> **EXERCISE DETAILS**
Search the entries below for "title" and copy each matching line.

*** Opening of EXERCISE MATERIALS ***

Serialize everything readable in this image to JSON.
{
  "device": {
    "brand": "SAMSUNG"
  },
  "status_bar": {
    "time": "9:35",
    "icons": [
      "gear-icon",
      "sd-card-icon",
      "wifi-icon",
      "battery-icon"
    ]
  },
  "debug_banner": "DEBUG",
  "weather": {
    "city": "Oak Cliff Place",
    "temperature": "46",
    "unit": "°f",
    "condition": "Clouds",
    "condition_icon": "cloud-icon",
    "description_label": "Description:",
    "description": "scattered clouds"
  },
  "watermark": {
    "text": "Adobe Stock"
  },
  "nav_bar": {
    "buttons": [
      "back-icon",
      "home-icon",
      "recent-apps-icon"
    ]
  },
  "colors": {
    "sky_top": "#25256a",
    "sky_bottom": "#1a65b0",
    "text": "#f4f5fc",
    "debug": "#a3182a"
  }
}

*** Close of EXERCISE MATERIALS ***
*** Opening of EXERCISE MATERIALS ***

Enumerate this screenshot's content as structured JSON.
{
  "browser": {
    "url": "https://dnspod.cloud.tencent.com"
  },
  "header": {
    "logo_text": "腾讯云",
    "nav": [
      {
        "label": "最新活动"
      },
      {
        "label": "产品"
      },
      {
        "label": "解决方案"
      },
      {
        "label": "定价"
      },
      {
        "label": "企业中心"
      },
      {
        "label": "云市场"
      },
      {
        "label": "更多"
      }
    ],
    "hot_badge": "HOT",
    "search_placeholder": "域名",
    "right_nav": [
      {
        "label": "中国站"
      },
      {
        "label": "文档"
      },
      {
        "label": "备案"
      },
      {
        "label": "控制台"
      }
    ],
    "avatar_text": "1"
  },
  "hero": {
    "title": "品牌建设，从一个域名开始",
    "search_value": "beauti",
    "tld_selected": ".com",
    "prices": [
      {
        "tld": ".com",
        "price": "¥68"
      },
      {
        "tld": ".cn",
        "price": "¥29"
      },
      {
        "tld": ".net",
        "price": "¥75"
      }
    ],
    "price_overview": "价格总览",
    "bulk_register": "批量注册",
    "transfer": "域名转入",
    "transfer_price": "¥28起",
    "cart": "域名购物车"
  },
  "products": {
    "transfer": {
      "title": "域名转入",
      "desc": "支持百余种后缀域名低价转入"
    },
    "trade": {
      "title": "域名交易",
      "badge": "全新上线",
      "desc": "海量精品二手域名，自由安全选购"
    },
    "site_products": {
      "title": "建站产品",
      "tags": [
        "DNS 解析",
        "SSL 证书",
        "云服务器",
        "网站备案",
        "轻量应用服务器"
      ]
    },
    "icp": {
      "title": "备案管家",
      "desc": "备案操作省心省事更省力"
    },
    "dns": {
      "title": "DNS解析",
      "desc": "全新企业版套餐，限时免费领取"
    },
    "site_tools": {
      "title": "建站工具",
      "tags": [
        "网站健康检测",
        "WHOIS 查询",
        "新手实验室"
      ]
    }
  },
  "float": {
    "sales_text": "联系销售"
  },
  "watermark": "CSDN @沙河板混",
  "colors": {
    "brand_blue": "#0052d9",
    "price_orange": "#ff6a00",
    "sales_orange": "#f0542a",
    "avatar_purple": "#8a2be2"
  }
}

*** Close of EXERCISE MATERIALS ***

> **WRITTEN SOLUTION**
    "title": "品牌建设，从一个域名开始",
      "title": "域名转入",
      "title": "域名交易",
      "title": "建站产品",
      "title": "备案管家",
      "title": "DNS解析",
      "title": "建站工具",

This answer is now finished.